It’s so cliché, but time really does heal so many things. That’s true even when you don’t want to be healed. During the first year after my husband’s death, the grief was all-consuming. I always say that every day that I managed to get out of bed and get the kids out the door was a victory. People use words like suffocating to describe grief because it is so accurate. It puts lead in your feet, it muddles your mind and blurs your vision.
Despite its debilitating effects, I wanted my grief. I couldn’t imagine it leaving. To stop grieving would be to betray my husband. To leave him in the past. To forget him.
And yet, the grief did begin to leave. It morphed into anger. Not just any anger, but a blind rage at everything and anyone. Compassion and empathy? Nope. Not part of my lexicon then. It didn’t matter what someone else was going through; my experience trumped theirs (Is there any sorrow like my sorrow?).

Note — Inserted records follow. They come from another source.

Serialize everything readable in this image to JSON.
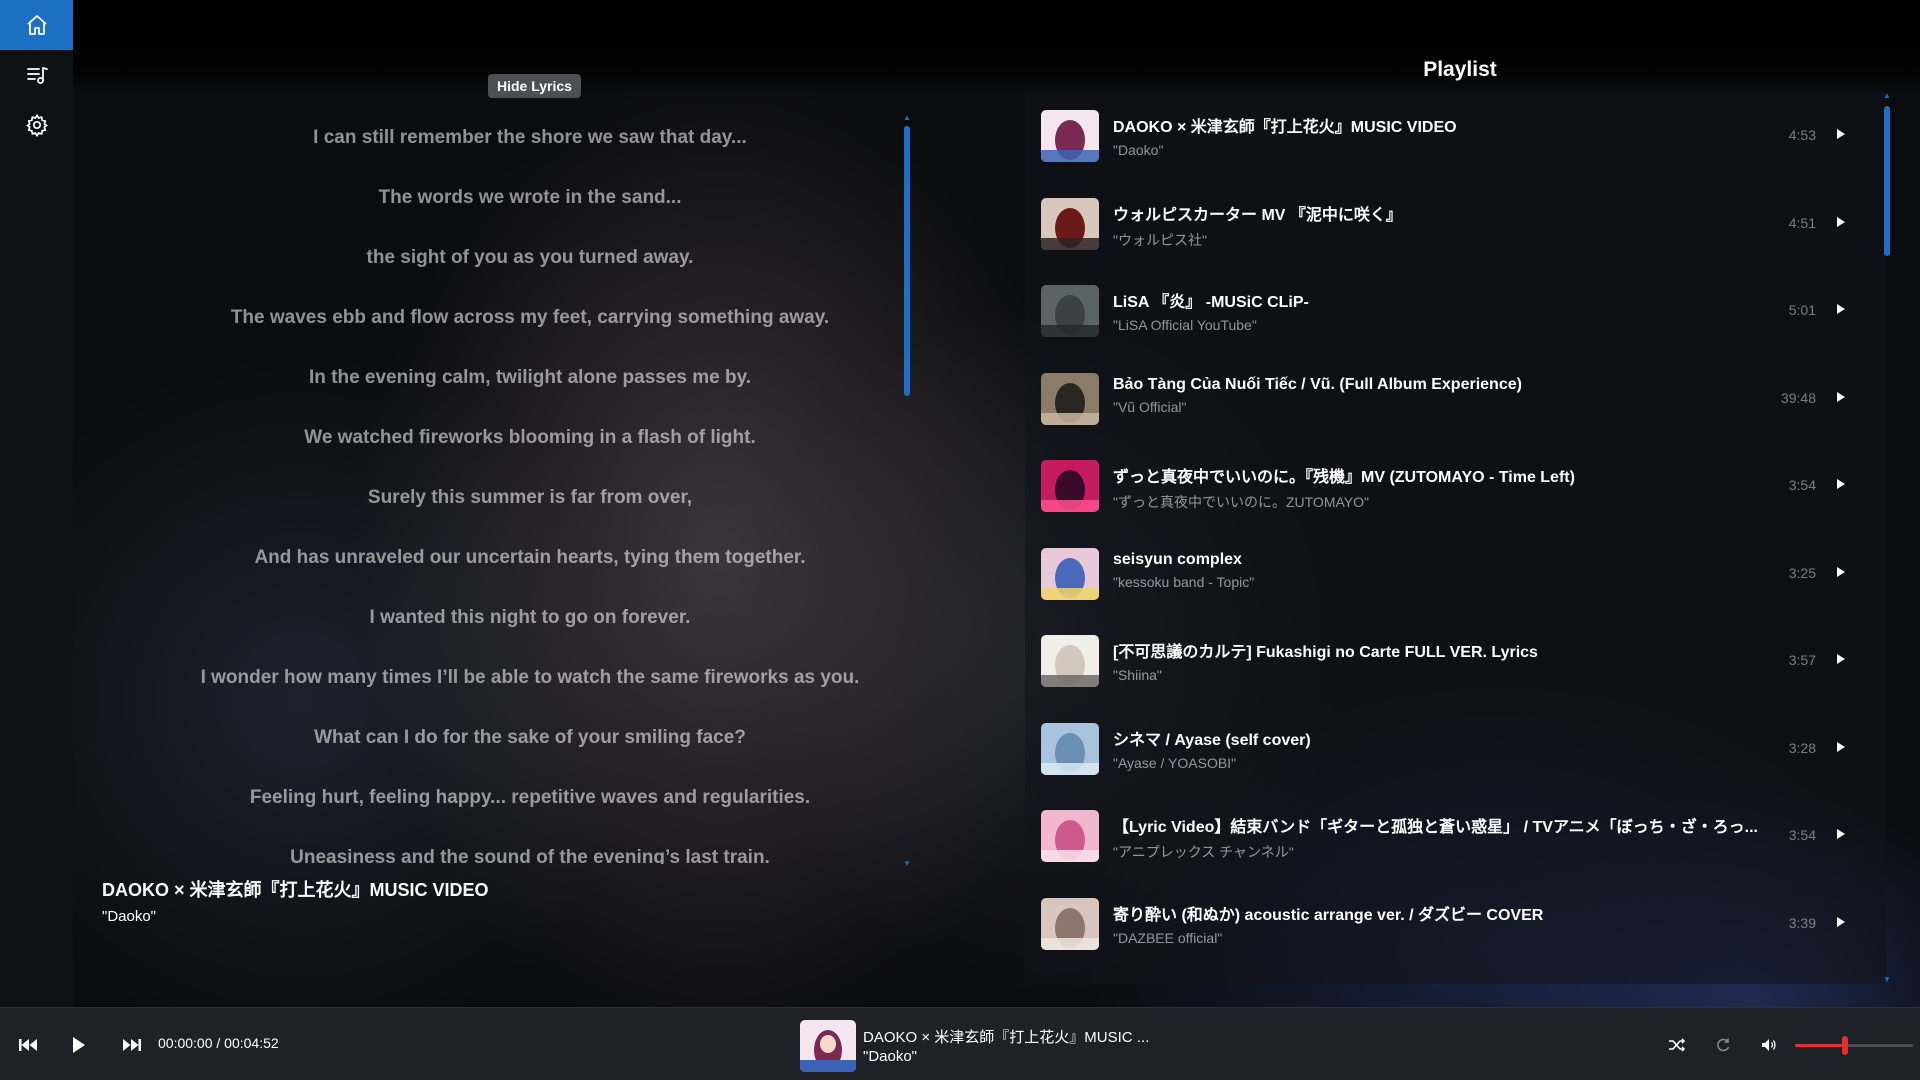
{
  "sidebar": {
    "items": [
      {
        "name": "home",
        "icon": "home-icon",
        "active": true
      },
      {
        "name": "playlist",
        "icon": "playlist-icon",
        "active": false
      },
      {
        "name": "settings",
        "icon": "gear-icon",
        "active": false
      }
    ]
  },
  "lyrics": {
    "toggle_label": "Hide Lyrics",
    "lines": [
      "I can still remember the shore we saw that day...",
      "The words we wrote in the sand...",
      "the sight of you as you turned away.",
      "The waves ebb and flow across my feet, carrying something away.",
      "In the evening calm, twilight alone passes me by.",
      "We watched fireworks blooming in a flash of light.",
      "Surely this summer is far from over,",
      "And has unraveled our uncertain hearts, tying them together.",
      "I wanted this night to go on forever.",
      "I wonder how many times I’ll be able to watch the same fireworks as you.",
      "What can I do for the sake of your smiling face?",
      "Feeling hurt, feeling happy... repetitive waves and regularities.",
      "Uneasiness and the sound of the evening’s last train."
    ],
    "scroll_position": 0.0
  },
  "now_playing": {
    "title": "DAOKO × 米津玄師『打上花火』MUSIC VIDEO",
    "artist": "\"Daoko\""
  },
  "playlist": {
    "header": "Playlist",
    "items": [
      {
        "title": "DAOKO × 米津玄師『打上花火』MUSIC VIDEO",
        "artist": "\"Daoko\"",
        "duration": "4:53",
        "thumb_colors": [
          "#f3e6ef",
          "#7a2a52",
          "#3a63b6"
        ]
      },
      {
        "title": "ウォルピスカーター MV 『泥中に咲く』",
        "artist": "\"ウォルピス社\"",
        "duration": "4:51",
        "thumb_colors": [
          "#d9c6bd",
          "#6b1a1a",
          "#2d2326"
        ]
      },
      {
        "title": "LiSA 『炎』 -MUSiC CLiP-",
        "artist": "\"LiSA Official YouTube\"",
        "duration": "5:01",
        "thumb_colors": [
          "#5b6464",
          "#3a4242",
          "#232a2a"
        ]
      },
      {
        "title": "Bảo Tàng Của Nuối Tiếc / Vũ. (Full Album Experience)",
        "artist": "\"Vũ Official\"",
        "duration": "39:48",
        "thumb_colors": [
          "#8a7b6a",
          "#2c2622",
          "#c7b7a0"
        ]
      },
      {
        "title": "ずっと真夜中でいいのに。『残機』MV (ZUTOMAYO - Time Left)",
        "artist": "\"ずっと真夜中でいいのに。ZUTOMAYO\"",
        "duration": "3:54",
        "thumb_colors": [
          "#c41c5e",
          "#3a0a2a",
          "#ff4f8e"
        ]
      },
      {
        "title": "seisyun complex",
        "artist": "\"kessoku band - Topic\"",
        "duration": "3:25",
        "thumb_colors": [
          "#e8c9d8",
          "#4a6bbb",
          "#f1d36b"
        ]
      },
      {
        "title": "[不可思議のカルテ] Fukashigi no Carte FULL VER. Lyrics",
        "artist": "\"Shiina\"",
        "duration": "3:57",
        "thumb_colors": [
          "#f2efe8",
          "#d1c7bc",
          "#6e6a65"
        ]
      },
      {
        "title": "シネマ / Ayase (self cover)",
        "artist": "\"Ayase / YOASOBI\"",
        "duration": "3:28",
        "thumb_colors": [
          "#a8c4dc",
          "#6b8fb3",
          "#dce8f2"
        ]
      },
      {
        "title": "【Lyric Video】結束バンド「ギターと孤独と蒼い惑星」 / TVアニメ「ぼっち・ざ・ろっ...",
        "artist": "\"アニプレックス チャンネル\"",
        "duration": "3:54",
        "thumb_colors": [
          "#f2b6cf",
          "#cf5a8e",
          "#f7e1ea"
        ]
      },
      {
        "title": "寄り酔い (和ぬか) acoustic arrange ver. / ダズビー COVER",
        "artist": "\"DAZBEE official\"",
        "duration": "3:39",
        "thumb_colors": [
          "#d9c7bf",
          "#8d766c",
          "#efe6e1"
        ]
      }
    ]
  },
  "player": {
    "time": "00:00:00 / 00:04:52",
    "current_title": "DAOKO × 米津玄師『打上花火』MUSIC ...",
    "current_artist": "\"Daoko\"",
    "volume": 0.42,
    "accent_color": "#1d6fc4",
    "volume_color": "#e23030"
  }
}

I didn’t like who I was then, but after a year of shaking my fist at God, that feeling too subsided. It evolved into nearly three years of bitterness and self-pity, mixed in with some guilt that maybe I wasn’t missing my husband as much as I was missing his help around the house and with the kids. Single parenthood is hard. Don’t let anyone tell you otherwise.
And then, suddenly, it disappeared. I stopped feeling angry about the people I thought would help but didn’t. I started feeling content. The deep loneliness I had felt – which likely was more due to wanting a distraction than any real desire for companionship – left. I stopped comparing my grief to other people’s grief.
Time heals all things.
Grief may be gone, sadness lingers
This isn’t the first time I have felt like I was in the clear when it came to my grief. I have, on occasion, felt like I turned a corner only to find a little ways down the road that I turned back. However, since I haven’t written here since April, I’m hopeful that this time, I am leaving the worst of grief behind for good.
That’s not to say everything is hunky-dory all the time. I still find myself feeling weepy at random times. A few months ago, I spent the first 10 minutes of my son’s First Communion Mass sobbing quietly in the pew and trying to pull myself together. The realization that my husband was not only missing this Mass but had also been home sick for our middle son’s First Communion washed over me like a wave and then wouldn’t recede.
Band concerts, graduation ceremonies and certain songs on the radio all seem to trigger bouts of melancholy, but they no longer linger. There is so much my husband is missing, and I grieve that he is not here with us to experience it and that we have been deprived of his presence. (Saying he is with us in spirit doesn’t really help either.) I’m not sure that low hum of sadness will ever leave my life fully.
What’s next for the blog
So that leaves me with the question of what to do with this blog. I originally thought I would create the site as a resource for widows, but it ended up being personal therapy for me. Now that the need for personal therapy seems to be largely over, I’ve considered deleting it. I’ve actually never gone back to read my old posts, and I can only imagine how cringe-worthy some of them are.
Still, more than 100 people find their way here every day, and I regularly hear from folks who say the posts resonate with them. I’m a firm believer that we, as a society, overshare on the things that aren’t important and then keep secret those parts of us that really matter. I wish we were more open about those crucial topics so others wouldn’t feel as alone. For now, I think I’ll leave the blog up as is.
Going forward, I would still like to turn the site into a resource for widows, particularly new ones who are navigating the murky waters of running a household by themselves while stumbling through the darkness of grief. However, that will require my life to slow down so I can devote some time to the project.
I’m sure I will be back to write more in the future, but I’m not sure when. In the meantime, thank you for walking this journey with me.